(EXTRACTED RECORDS):
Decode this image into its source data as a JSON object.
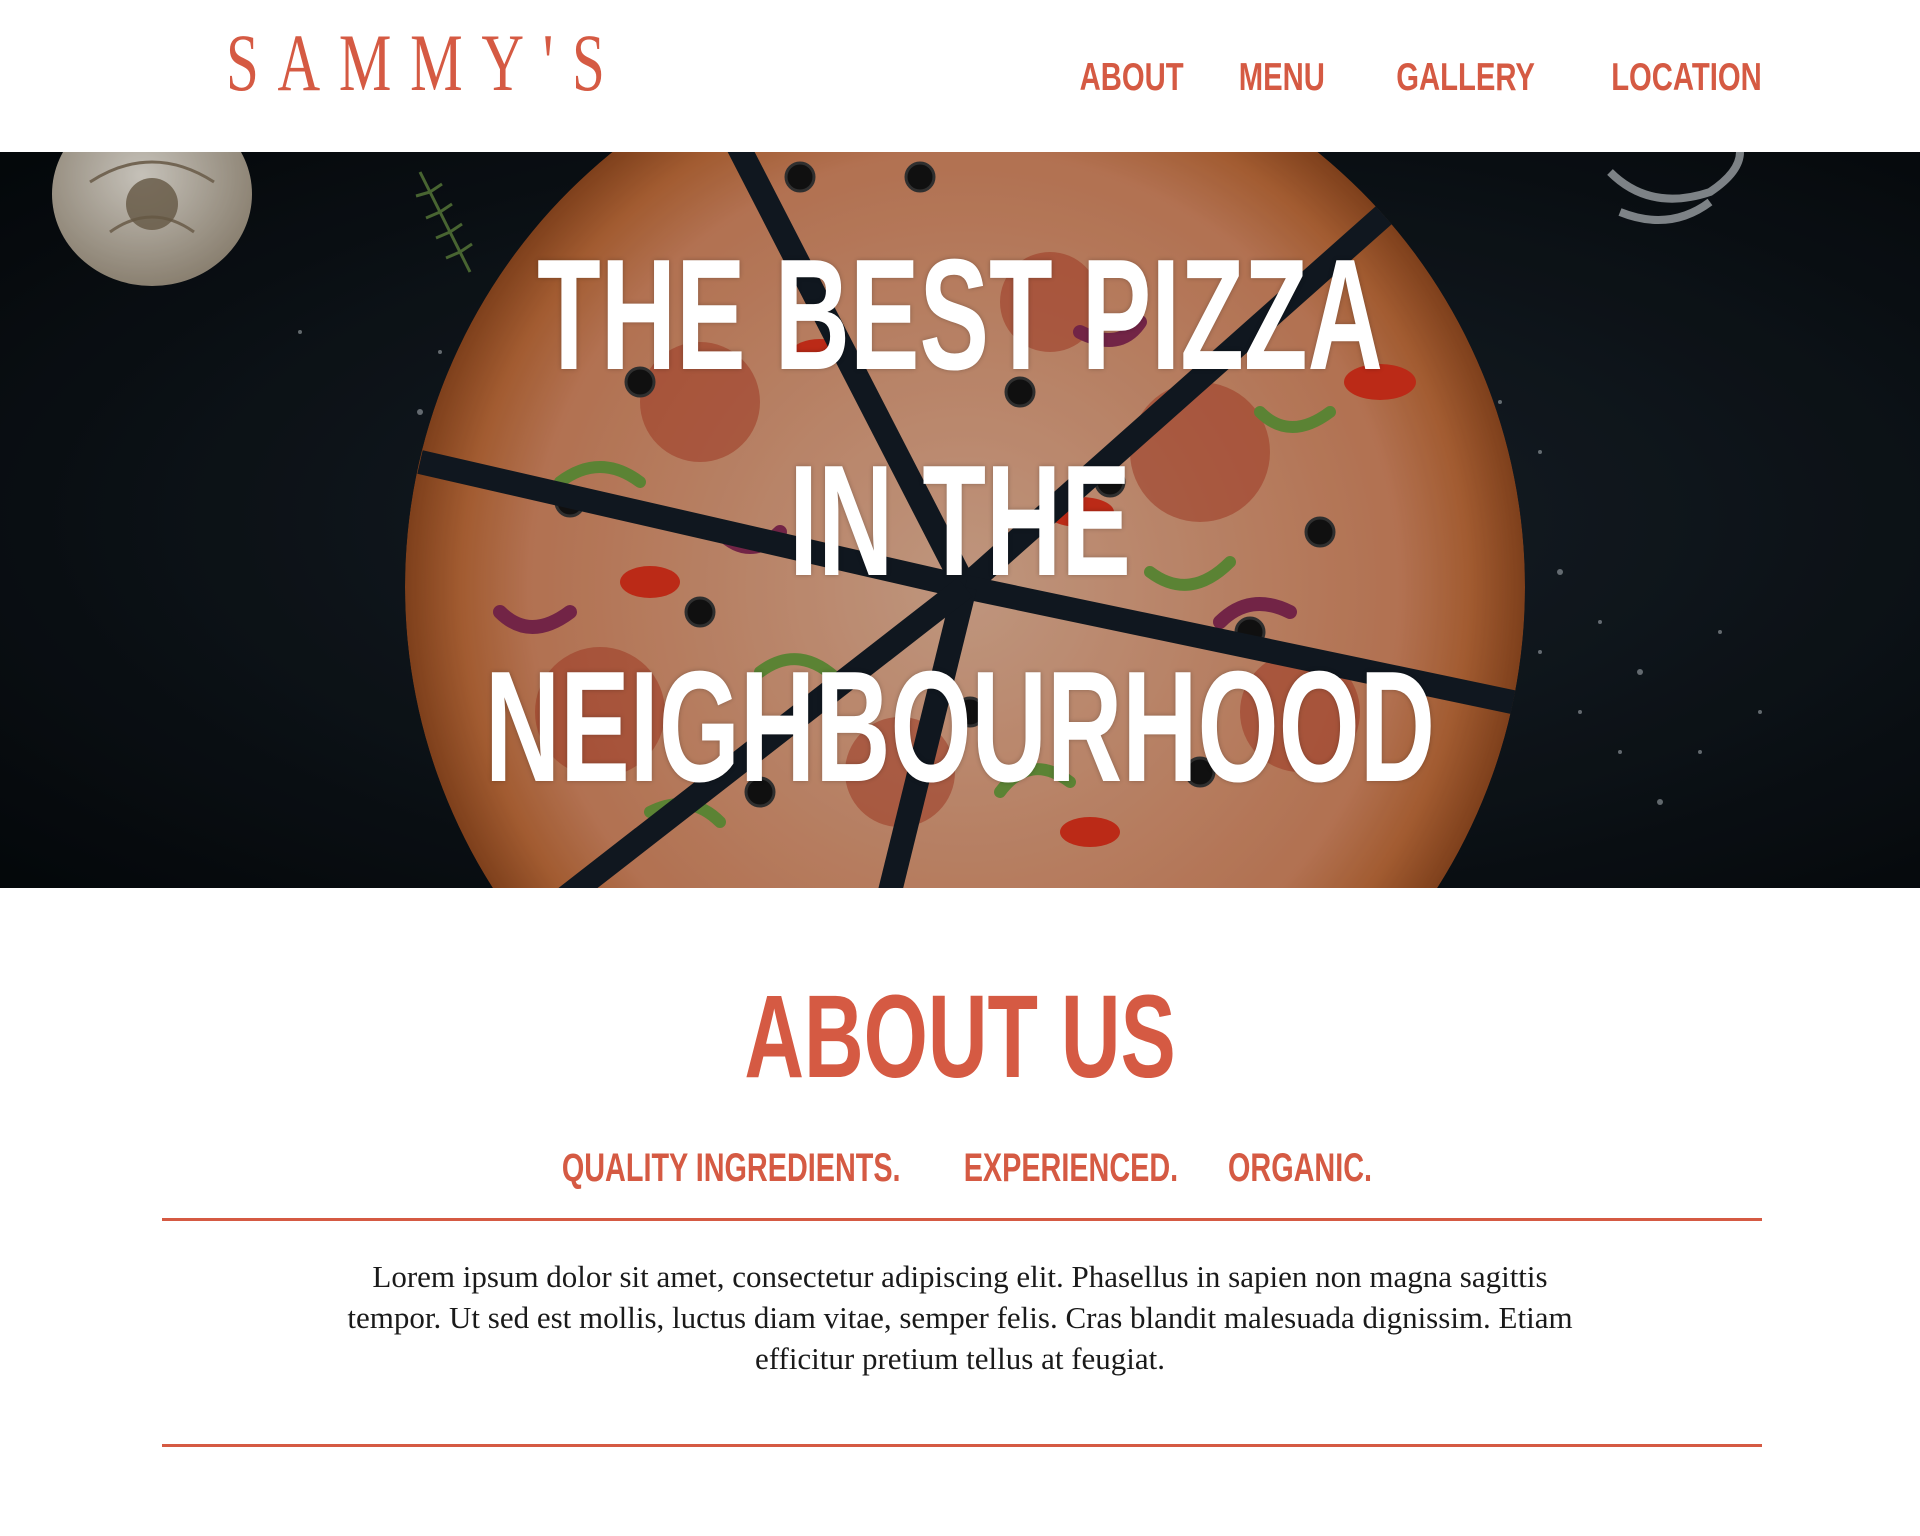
{
  "header": {
    "logo_text": "SAMMY'S",
    "nav": [
      {
        "label": "ABOUT"
      },
      {
        "label": "MENU"
      },
      {
        "label": "GALLERY"
      },
      {
        "label": "LOCATION"
      }
    ]
  },
  "hero": {
    "title_lines": [
      "THE BEST PIZZA",
      "IN THE",
      "NEIGHBOURHOOD"
    ]
  },
  "about": {
    "title": "ABOUT US",
    "tags": [
      "QUALITY INGREDIENTS.",
      "EXPERIENCED.",
      "ORGANIC."
    ],
    "body": "Lorem ipsum dolor sit amet, consectetur adipiscing elit. Phasellus in sapien non magna sagittis tempor. Ut sed est mollis, luctus diam vitae, semper felis. Cras blandit malesuada dignissim. Etiam efficitur pretium tellus at feugiat."
  },
  "colors": {
    "accent": "#d55a43",
    "hero_background": "#0f161d",
    "body_text": "#1a1a1a",
    "page_background": "#ffffff"
  }
}
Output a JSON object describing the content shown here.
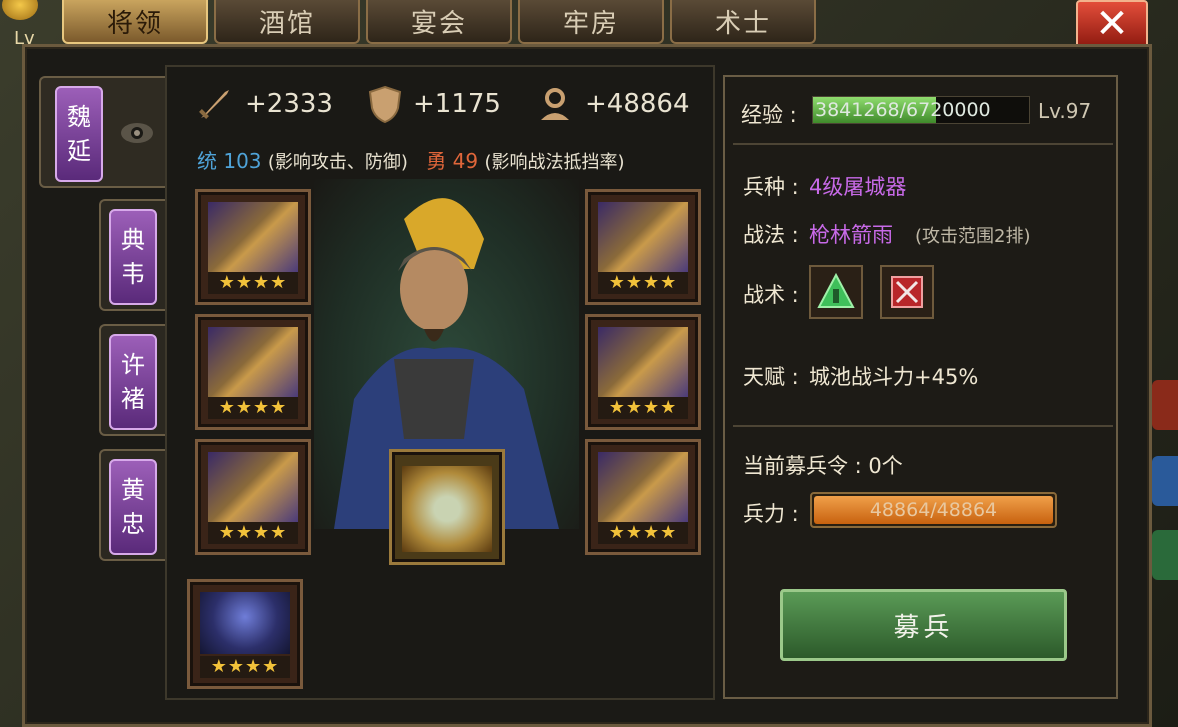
{
  "player": {
    "level_label": "Lv"
  },
  "tabs": [
    {
      "label": "将领",
      "active": true
    },
    {
      "label": "酒馆",
      "active": false
    },
    {
      "label": "宴会",
      "active": false
    },
    {
      "label": "牢房",
      "active": false
    },
    {
      "label": "术士",
      "active": false
    }
  ],
  "close_icon": "close-icon",
  "generals": [
    {
      "name_top": "魏",
      "name_bottom": "延",
      "selected": true
    },
    {
      "name_top": "典",
      "name_bottom": "韦",
      "selected": false
    },
    {
      "name_top": "许",
      "name_bottom": "褚",
      "selected": false
    },
    {
      "name_top": "黄",
      "name_bottom": "忠",
      "selected": false
    }
  ],
  "stats": {
    "attack": "+2333",
    "defense": "+1175",
    "troops": "+48864"
  },
  "attributes": {
    "command_label": "统",
    "command_value": "103",
    "command_note": "(影响攻击、防御)",
    "courage_label": "勇",
    "courage_value": "49",
    "courage_note": "(影响战法抵挡率)"
  },
  "equipment_slots": {
    "stars": "★★★★"
  },
  "info": {
    "exp_label": "经验 :",
    "exp_value": "3841268/6720000",
    "exp_progress": 0.571,
    "level": "Lv.97",
    "unit_label": "兵种 :",
    "unit_value": "4级屠城器",
    "skill_label": "战法 :",
    "skill_value": "枪林箭雨",
    "skill_note": "(攻击范围2排)",
    "tactic_label": "战术 :",
    "talent_label": "天赋 :",
    "talent_value": "城池战斗力+45%",
    "recruit_token_label": "当前募兵令 : 0个",
    "troop_label": "兵力 :",
    "troop_value": "48864/48864",
    "troop_progress": 1.0,
    "recruit_button": "募兵"
  },
  "colors": {
    "accent_gold": "#c9a45e",
    "purple_text": "#c86ae8",
    "command_blue": "#4fa3d8",
    "courage_red": "#e0663a",
    "recruit_green": "#5a9a56"
  }
}
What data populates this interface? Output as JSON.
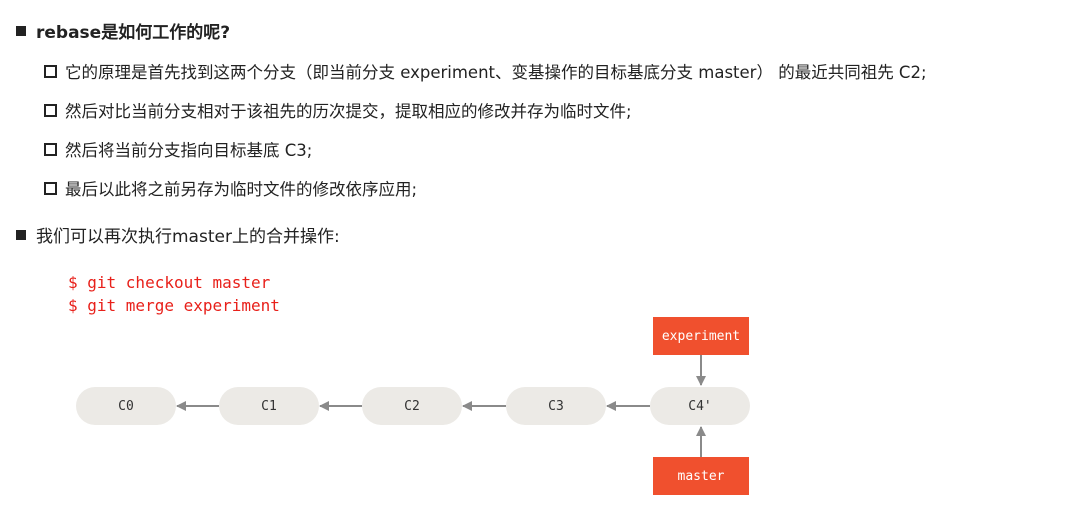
{
  "heading": "rebase是如何工作的呢?",
  "steps": [
    "它的原理是首先找到这两个分支（即当前分支 experiment、变基操作的目标基底分支 master） 的最近共同祖先 C2;",
    "然后对比当前分支相对于该祖先的历次提交，提取相应的修改并存为临时文件;",
    "然后将当前分支指向目标基底 C3;",
    "最后以此将之前另存为临时文件的修改依序应用;"
  ],
  "merge_note": "我们可以再次执行master上的合并操作:",
  "commands": [
    "$ git checkout master",
    "$ git merge experiment"
  ],
  "diagram": {
    "commits": [
      "C0",
      "C1",
      "C2",
      "C3",
      "C4'"
    ],
    "branch_top": "experiment",
    "branch_bottom": "master",
    "node_color": "#eceae6",
    "ref_color": "#f0502e",
    "arrow_color": "#8a8a8a"
  }
}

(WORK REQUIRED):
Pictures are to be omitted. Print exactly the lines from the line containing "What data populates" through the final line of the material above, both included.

(REPLY):
What data populates this interface? Output as JSON.
{
  "heading": "rebase是如何工作的呢?",
  "steps": [
    "它的原理是首先找到这两个分支（即当前分支 experiment、变基操作的目标基底分支 master） 的最近共同祖先 C2;",
    "然后对比当前分支相对于该祖先的历次提交，提取相应的修改并存为临时文件;",
    "然后将当前分支指向目标基底 C3;",
    "最后以此将之前另存为临时文件的修改依序应用;"
  ],
  "merge_note": "我们可以再次执行master上的合并操作:",
  "commands": [
    "$ git checkout master",
    "$ git merge experiment"
  ],
  "diagram": {
    "commits": [
      "C0",
      "C1",
      "C2",
      "C3",
      "C4'"
    ],
    "branch_top": "experiment",
    "branch_bottom": "master",
    "node_color": "#eceae6",
    "ref_color": "#f0502e",
    "arrow_color": "#8a8a8a"
  }
}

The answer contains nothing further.